▶ **WHAT YOU NEED TO DO**: Among the entries below, how many lines include "Slaw"? Give the number alone.

Dataset records:
***
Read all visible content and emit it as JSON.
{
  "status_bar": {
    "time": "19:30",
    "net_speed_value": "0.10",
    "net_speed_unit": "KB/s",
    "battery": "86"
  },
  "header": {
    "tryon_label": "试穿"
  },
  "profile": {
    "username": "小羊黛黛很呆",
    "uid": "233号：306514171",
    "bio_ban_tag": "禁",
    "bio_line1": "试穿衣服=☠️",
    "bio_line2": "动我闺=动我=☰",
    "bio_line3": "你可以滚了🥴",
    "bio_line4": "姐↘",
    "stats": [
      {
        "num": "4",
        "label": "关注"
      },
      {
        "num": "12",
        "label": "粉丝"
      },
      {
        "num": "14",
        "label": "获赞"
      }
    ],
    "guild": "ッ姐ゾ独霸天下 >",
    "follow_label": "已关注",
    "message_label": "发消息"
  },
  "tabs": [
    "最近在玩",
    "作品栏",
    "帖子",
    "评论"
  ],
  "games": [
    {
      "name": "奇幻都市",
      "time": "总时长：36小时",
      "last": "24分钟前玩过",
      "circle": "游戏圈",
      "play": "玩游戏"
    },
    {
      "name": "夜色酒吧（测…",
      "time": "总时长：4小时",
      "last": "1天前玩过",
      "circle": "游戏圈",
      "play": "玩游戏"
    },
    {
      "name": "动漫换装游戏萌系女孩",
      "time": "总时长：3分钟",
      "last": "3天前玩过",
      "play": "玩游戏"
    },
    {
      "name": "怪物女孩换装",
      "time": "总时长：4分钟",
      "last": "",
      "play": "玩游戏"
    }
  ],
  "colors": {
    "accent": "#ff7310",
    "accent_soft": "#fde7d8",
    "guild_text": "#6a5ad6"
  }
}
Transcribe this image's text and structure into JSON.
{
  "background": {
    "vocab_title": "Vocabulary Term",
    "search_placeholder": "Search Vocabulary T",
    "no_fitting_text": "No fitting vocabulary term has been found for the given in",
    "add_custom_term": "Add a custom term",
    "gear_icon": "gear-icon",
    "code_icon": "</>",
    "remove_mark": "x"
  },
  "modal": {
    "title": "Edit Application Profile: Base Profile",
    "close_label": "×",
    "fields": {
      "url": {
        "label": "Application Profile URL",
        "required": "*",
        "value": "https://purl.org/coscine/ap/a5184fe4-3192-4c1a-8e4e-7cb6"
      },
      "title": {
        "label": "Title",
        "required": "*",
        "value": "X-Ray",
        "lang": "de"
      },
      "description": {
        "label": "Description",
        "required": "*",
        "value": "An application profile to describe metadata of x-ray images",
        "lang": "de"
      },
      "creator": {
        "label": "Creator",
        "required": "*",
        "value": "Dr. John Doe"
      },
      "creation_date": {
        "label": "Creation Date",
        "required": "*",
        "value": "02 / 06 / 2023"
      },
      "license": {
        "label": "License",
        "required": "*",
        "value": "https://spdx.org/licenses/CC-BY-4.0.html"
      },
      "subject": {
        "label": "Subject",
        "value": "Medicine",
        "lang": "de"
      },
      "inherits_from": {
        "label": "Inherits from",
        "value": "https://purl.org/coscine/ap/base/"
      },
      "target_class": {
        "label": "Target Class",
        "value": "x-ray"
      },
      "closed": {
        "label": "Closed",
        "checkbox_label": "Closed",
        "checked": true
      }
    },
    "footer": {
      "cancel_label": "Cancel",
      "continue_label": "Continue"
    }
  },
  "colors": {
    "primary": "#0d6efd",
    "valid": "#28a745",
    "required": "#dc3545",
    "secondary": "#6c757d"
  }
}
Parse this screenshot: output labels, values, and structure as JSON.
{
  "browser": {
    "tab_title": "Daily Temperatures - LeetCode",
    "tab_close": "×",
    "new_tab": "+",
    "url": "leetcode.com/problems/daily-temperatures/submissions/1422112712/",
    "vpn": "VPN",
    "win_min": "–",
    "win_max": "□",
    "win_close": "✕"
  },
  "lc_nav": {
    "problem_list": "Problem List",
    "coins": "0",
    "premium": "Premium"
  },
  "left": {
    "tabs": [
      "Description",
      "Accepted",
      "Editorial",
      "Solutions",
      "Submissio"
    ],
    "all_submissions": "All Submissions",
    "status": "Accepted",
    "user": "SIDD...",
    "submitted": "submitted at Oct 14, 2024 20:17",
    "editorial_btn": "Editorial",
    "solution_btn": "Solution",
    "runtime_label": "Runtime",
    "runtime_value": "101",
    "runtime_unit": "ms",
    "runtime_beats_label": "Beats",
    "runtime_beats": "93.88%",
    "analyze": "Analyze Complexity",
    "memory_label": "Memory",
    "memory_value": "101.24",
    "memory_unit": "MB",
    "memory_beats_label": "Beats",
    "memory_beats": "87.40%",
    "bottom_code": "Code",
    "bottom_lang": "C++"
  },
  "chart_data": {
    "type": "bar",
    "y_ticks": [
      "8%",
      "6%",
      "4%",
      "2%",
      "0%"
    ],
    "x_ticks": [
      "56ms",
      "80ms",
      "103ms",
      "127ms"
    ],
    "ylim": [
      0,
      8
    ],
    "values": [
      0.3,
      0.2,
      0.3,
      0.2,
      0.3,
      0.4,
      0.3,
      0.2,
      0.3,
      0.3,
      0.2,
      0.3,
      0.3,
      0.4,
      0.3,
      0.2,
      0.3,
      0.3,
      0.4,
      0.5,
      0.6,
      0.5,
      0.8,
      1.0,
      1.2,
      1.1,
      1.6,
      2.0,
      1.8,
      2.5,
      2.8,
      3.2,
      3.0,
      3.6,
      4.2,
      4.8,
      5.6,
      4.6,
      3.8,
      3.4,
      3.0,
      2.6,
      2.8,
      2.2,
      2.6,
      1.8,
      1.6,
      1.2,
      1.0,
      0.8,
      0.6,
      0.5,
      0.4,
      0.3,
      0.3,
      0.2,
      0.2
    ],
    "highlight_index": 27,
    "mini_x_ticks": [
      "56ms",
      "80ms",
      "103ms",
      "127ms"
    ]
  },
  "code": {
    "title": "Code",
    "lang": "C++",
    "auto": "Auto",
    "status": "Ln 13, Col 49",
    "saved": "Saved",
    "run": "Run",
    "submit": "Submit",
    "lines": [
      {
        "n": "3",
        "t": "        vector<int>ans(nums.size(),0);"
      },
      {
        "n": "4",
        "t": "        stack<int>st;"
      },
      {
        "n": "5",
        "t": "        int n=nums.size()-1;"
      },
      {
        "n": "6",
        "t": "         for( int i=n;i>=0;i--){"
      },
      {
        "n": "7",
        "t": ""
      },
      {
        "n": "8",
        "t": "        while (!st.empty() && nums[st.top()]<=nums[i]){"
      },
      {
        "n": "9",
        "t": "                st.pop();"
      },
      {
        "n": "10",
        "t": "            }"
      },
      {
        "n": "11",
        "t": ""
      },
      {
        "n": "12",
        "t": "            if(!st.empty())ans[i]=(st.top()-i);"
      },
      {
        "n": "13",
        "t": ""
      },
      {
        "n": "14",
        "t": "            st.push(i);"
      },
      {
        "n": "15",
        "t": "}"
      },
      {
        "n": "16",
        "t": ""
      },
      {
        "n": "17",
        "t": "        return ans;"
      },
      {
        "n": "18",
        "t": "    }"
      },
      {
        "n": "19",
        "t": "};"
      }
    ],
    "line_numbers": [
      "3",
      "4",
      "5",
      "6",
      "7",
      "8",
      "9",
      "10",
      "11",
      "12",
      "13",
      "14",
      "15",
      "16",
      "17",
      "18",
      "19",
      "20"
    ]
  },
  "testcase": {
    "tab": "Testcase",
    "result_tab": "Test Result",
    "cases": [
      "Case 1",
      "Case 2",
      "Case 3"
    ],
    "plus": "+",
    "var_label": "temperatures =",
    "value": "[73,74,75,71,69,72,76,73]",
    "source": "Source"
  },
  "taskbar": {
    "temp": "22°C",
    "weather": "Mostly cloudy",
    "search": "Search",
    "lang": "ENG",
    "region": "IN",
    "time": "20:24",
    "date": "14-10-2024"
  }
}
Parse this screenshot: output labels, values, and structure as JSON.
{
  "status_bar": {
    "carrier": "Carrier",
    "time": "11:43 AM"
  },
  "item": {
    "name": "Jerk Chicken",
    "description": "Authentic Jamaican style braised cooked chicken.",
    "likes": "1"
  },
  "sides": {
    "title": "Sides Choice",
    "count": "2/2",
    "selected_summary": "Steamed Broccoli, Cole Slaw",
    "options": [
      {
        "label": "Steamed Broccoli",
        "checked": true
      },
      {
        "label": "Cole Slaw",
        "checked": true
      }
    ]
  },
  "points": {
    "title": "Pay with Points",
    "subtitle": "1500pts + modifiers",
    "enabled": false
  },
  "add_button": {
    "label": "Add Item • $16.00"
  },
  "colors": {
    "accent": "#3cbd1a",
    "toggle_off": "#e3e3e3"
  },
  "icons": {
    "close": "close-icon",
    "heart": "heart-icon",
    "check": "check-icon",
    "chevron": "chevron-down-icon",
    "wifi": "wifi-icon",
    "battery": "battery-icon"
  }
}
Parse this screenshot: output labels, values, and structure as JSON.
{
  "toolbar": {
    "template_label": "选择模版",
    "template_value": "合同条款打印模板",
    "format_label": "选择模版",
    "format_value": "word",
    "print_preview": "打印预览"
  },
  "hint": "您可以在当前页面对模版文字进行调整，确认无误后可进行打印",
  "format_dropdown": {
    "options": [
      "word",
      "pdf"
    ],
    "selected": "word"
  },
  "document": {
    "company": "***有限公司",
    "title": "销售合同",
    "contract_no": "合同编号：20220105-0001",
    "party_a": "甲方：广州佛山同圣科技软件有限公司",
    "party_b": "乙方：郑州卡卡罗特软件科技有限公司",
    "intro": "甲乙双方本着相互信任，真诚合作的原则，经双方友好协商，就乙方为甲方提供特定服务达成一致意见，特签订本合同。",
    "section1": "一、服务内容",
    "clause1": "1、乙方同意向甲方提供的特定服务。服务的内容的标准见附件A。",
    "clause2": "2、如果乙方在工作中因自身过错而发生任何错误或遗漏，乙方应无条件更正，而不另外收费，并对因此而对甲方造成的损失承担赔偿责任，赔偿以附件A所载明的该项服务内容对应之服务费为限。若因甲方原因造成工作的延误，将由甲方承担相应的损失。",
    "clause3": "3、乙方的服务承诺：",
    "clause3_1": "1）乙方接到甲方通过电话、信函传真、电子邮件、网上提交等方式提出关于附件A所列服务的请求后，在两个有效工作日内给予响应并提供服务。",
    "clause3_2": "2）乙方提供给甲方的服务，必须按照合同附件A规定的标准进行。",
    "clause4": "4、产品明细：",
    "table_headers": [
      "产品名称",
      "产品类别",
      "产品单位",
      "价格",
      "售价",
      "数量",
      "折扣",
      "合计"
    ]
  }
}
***
▶ **FINAL ANSWER**: 2